Assignment =
Wherever "PCOS" appears in the records below, copy the line that holds it.

Materials provided =
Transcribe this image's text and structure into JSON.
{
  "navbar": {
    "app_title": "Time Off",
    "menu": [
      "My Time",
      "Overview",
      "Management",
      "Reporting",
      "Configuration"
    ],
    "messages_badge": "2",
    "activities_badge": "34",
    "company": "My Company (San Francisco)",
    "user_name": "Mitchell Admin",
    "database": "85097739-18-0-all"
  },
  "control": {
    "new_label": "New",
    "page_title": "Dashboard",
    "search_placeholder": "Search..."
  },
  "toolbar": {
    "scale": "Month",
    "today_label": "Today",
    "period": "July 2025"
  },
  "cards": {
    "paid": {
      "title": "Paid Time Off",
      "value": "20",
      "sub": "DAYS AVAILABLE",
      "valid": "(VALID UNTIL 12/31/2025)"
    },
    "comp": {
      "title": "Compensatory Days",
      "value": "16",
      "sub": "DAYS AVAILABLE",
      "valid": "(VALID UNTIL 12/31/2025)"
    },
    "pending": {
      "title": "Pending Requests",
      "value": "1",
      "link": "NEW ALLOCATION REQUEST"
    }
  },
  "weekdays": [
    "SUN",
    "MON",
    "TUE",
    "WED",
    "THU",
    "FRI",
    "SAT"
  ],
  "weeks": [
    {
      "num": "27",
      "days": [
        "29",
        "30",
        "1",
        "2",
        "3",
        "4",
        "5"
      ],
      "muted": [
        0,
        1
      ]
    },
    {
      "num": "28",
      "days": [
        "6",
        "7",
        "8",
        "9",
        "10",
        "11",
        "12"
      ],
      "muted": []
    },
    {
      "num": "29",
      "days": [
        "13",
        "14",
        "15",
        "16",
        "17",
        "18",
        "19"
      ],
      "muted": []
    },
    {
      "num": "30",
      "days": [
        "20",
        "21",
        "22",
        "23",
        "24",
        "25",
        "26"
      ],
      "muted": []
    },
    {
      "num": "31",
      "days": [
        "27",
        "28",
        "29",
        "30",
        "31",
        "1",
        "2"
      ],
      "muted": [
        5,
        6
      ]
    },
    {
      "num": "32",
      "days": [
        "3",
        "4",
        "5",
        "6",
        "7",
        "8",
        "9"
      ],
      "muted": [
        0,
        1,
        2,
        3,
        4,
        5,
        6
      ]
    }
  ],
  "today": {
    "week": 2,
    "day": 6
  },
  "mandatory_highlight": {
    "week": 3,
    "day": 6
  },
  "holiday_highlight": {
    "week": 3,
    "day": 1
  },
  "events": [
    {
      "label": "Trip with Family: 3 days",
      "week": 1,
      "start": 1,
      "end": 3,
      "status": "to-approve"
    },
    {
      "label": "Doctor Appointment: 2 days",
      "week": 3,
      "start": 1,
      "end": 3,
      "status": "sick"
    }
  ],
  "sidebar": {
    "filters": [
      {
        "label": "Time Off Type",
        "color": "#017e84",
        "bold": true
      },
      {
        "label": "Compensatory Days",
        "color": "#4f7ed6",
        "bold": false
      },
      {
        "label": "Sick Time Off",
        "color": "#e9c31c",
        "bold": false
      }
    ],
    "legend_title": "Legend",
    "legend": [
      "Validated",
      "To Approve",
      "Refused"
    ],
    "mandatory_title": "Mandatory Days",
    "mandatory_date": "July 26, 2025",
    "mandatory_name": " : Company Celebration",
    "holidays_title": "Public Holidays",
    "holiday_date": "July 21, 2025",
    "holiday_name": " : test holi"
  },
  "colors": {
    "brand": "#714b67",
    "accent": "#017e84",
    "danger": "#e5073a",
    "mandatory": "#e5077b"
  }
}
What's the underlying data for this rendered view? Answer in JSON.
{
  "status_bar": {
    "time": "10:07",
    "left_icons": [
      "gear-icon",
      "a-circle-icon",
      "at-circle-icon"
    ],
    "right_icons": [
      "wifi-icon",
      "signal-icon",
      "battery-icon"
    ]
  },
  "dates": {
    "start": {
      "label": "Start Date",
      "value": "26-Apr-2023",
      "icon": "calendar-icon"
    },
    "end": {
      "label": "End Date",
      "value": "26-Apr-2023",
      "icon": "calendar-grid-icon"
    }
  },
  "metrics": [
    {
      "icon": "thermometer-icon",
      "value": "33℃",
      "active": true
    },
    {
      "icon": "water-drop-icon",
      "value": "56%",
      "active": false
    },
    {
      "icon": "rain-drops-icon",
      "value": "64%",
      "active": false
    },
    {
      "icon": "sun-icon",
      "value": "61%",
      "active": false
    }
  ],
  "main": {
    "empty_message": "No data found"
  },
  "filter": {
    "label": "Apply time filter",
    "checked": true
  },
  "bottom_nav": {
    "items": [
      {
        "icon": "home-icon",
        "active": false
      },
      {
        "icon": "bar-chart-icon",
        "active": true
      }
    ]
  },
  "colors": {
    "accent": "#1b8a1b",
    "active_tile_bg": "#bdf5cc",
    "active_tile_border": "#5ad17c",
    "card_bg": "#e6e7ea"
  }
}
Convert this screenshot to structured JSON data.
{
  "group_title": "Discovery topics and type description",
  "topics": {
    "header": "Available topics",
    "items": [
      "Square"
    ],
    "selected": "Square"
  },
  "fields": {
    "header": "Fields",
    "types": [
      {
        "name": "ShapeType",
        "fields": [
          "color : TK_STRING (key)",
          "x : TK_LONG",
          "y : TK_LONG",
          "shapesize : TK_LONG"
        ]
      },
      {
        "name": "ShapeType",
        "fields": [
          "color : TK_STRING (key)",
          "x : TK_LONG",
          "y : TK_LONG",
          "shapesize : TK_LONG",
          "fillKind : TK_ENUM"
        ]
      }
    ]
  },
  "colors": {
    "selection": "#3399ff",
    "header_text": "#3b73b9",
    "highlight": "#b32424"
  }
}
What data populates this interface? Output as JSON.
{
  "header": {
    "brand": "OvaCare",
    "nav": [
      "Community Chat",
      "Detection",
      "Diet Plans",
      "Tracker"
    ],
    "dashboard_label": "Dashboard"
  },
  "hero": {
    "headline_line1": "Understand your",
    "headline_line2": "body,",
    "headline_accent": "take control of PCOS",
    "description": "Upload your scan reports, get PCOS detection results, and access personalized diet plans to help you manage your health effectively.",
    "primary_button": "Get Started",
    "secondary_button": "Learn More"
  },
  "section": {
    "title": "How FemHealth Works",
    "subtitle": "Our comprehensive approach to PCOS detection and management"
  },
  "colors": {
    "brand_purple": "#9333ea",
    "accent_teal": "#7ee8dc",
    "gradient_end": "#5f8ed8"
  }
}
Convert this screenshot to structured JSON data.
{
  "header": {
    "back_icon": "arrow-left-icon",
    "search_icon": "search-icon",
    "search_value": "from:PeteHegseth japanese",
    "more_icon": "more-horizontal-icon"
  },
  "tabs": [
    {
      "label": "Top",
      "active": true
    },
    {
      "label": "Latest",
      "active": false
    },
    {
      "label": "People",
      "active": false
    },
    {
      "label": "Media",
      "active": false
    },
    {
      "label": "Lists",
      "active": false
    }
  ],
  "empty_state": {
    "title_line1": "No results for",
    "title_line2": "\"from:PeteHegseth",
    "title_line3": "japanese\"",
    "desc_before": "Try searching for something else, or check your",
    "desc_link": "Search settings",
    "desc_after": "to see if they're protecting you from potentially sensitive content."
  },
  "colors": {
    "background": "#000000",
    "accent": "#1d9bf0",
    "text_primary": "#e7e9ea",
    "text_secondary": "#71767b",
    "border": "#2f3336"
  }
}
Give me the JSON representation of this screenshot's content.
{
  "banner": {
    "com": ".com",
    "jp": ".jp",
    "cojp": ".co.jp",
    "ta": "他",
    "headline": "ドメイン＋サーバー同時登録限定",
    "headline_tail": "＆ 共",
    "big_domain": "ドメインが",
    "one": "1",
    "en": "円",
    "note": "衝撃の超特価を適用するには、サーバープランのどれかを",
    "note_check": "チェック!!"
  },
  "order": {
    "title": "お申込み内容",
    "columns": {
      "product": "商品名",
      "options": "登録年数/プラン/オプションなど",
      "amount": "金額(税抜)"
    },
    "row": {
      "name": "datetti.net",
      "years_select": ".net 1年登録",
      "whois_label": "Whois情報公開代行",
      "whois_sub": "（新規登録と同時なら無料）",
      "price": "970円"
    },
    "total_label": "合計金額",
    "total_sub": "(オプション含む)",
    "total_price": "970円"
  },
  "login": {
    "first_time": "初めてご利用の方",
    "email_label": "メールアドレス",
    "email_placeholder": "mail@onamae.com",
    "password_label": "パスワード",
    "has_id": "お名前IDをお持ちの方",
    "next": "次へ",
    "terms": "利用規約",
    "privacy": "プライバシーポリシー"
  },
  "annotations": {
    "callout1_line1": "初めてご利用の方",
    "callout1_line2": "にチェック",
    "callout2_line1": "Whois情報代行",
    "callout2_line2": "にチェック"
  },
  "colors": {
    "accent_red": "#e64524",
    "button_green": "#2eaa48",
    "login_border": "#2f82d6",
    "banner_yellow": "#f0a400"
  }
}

Answer box =
    "headline_accent": "take control of PCOS",
    "description": "Upload your scan reports, get PCOS detection results, and access personalized diet plans to help you manage your health effectively.",
    "subtitle": "Our comprehensive approach to PCOS detection and management"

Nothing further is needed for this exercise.